● EXERCISE REQUIREMENTS
Working from the entries below, count every line that includes the word "till". Return the figure alone.

● EXERCISE DATA

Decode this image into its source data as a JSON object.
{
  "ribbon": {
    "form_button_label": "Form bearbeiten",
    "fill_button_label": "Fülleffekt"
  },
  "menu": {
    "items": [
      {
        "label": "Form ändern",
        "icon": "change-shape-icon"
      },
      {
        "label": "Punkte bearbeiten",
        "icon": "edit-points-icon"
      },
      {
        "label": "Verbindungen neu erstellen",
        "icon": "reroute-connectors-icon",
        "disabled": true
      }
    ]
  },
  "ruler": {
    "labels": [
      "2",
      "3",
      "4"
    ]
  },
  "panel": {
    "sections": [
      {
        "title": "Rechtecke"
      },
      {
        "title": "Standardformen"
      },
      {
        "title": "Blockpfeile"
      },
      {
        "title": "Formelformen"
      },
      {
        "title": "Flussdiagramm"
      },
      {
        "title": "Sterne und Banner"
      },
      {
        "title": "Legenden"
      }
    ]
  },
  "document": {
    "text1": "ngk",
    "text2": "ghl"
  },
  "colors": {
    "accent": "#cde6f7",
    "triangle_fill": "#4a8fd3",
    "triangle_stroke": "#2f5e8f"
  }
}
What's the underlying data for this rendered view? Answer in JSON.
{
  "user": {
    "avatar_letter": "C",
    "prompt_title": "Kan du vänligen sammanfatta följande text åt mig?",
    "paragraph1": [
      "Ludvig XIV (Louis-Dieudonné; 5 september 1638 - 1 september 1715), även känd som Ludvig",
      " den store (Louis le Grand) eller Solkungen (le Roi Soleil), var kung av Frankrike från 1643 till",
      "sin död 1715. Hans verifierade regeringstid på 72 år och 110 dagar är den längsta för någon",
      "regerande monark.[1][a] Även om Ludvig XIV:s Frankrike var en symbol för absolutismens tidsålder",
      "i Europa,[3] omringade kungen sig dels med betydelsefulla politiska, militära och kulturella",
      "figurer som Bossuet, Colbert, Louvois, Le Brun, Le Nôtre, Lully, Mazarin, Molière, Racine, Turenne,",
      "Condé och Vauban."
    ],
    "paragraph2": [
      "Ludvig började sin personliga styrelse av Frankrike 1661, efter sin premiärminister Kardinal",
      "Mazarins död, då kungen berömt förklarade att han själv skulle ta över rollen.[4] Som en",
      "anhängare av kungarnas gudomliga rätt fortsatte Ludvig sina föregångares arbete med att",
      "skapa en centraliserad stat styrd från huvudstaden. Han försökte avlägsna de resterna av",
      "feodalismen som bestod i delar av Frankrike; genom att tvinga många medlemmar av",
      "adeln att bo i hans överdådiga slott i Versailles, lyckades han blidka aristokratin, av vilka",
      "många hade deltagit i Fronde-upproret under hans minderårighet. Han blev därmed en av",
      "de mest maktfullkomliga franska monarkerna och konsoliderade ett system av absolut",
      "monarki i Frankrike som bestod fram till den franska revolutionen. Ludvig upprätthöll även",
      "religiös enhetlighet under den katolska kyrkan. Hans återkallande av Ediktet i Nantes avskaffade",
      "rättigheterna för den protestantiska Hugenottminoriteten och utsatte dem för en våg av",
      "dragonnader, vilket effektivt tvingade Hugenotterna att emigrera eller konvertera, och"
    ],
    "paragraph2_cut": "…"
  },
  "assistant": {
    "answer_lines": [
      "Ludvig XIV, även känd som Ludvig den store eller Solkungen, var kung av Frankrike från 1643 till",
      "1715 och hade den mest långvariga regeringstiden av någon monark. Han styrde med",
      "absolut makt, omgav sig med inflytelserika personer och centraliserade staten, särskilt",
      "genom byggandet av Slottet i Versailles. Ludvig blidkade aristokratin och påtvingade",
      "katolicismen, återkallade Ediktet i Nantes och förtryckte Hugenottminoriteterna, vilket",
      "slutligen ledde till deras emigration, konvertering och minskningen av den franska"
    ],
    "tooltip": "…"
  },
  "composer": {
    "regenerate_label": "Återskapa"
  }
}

● SOLVED PROBLEM
4